Fraud prevention and detection will be more of a problem for relatively large ecommerce companies compared to small or even midsize retailers. The main reason is simply financial. Small ecommerce company may not encounter enough fraud to make it worthwhile to buy fraud detection software.

If you are company experiences $1,000 in fraud losses annually and it might cost $3,000 annually to buy fraud detection applications, it may make more financial sense to undergo the fraud losses and proceed.

When it does make sense to use a fraud prevention solution, you can anticipate machine-learning solutions to become popular. These systems will search for fraud patterns in a certain ecommerce company’s customer base. The important benefit is that a learning system will be nearly unique to its ecommerce merchant. It will be taking a look at the trends that predict fraud in a very particular manner. In the end, this could make the system much better at predicting fraud relative to a specific ecommerce business.

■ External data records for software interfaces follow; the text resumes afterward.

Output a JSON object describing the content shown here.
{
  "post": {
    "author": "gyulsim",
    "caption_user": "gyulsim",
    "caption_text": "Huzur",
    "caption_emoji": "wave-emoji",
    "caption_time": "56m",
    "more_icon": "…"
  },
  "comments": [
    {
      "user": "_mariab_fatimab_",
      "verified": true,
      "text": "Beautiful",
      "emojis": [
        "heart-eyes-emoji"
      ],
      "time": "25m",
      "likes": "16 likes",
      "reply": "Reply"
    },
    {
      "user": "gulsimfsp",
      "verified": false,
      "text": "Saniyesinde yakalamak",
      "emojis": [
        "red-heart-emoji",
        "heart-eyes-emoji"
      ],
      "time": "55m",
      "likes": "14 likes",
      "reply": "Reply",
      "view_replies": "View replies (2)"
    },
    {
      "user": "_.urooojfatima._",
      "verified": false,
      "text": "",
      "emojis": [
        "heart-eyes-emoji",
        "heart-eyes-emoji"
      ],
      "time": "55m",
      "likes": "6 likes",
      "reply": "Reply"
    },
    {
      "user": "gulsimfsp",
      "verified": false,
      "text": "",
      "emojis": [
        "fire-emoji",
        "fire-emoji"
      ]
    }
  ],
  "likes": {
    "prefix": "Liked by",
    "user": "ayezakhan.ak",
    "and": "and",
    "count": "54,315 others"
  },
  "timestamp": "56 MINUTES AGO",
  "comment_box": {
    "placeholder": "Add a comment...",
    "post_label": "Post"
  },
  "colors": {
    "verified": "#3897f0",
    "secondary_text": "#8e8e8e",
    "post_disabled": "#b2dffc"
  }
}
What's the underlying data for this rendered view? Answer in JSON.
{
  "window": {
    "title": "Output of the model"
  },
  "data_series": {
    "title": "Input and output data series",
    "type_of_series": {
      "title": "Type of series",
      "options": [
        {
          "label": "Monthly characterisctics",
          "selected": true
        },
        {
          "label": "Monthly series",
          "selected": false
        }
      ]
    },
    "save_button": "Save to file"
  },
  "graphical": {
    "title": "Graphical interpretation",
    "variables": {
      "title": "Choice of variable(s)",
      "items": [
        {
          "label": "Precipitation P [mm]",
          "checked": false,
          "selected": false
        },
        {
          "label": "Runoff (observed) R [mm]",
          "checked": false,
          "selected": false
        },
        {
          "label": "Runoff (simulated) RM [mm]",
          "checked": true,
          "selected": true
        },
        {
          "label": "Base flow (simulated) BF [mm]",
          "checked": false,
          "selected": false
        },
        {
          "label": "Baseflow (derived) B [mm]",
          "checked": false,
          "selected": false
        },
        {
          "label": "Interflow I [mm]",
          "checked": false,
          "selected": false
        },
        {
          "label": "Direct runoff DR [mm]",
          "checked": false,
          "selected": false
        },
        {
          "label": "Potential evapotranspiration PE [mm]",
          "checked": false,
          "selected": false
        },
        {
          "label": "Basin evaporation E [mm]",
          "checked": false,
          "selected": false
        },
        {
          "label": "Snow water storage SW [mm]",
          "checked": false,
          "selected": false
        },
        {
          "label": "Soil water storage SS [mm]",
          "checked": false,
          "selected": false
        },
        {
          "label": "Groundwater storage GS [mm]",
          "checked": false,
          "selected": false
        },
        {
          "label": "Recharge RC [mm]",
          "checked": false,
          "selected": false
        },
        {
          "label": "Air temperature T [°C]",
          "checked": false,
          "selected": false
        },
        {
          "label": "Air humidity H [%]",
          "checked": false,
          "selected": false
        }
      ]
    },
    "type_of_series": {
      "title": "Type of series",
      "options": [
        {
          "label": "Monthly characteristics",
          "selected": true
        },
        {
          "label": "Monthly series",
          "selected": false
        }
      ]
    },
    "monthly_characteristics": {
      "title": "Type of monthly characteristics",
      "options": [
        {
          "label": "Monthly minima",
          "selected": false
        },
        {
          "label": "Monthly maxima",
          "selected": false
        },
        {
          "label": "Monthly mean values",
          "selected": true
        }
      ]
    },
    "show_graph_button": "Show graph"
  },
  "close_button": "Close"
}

6. Better Business Decisions

Machine learning algorithms may also lead to ecommerce decision-making, including any of these operations.

  • Predicting product requirement.
  • Identifying potential stock issues.
  • Classifying goods and identifying key words.
  • Managing advertising campaigns.
  • Estimating packaging and shipping costs.
  • Enhancing customer segmentation.